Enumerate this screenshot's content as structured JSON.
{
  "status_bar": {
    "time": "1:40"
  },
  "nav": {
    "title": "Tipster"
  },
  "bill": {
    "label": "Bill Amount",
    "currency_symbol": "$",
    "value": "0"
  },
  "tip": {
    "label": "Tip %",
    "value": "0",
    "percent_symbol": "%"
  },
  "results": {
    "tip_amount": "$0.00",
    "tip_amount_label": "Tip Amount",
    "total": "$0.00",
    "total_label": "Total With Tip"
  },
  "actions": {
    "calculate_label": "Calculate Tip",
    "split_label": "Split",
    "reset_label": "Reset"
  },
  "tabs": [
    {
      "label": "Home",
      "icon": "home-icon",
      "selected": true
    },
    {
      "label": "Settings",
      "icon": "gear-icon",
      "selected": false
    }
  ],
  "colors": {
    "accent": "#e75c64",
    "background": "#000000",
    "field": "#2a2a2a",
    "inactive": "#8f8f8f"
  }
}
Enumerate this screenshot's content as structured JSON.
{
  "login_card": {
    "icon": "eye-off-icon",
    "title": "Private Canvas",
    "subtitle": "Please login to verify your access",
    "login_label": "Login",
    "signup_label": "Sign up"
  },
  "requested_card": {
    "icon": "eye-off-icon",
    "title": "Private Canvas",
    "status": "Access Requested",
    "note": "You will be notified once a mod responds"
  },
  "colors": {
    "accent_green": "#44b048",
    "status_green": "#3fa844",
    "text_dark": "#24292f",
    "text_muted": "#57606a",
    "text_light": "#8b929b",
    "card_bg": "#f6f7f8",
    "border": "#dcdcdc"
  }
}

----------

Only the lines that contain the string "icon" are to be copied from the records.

RESULT OF THE TASK:
      "icon": "home-icon",
      "icon": "gear-icon",
    "icon": "eye-off-icon",
    "icon": "eye-off-icon",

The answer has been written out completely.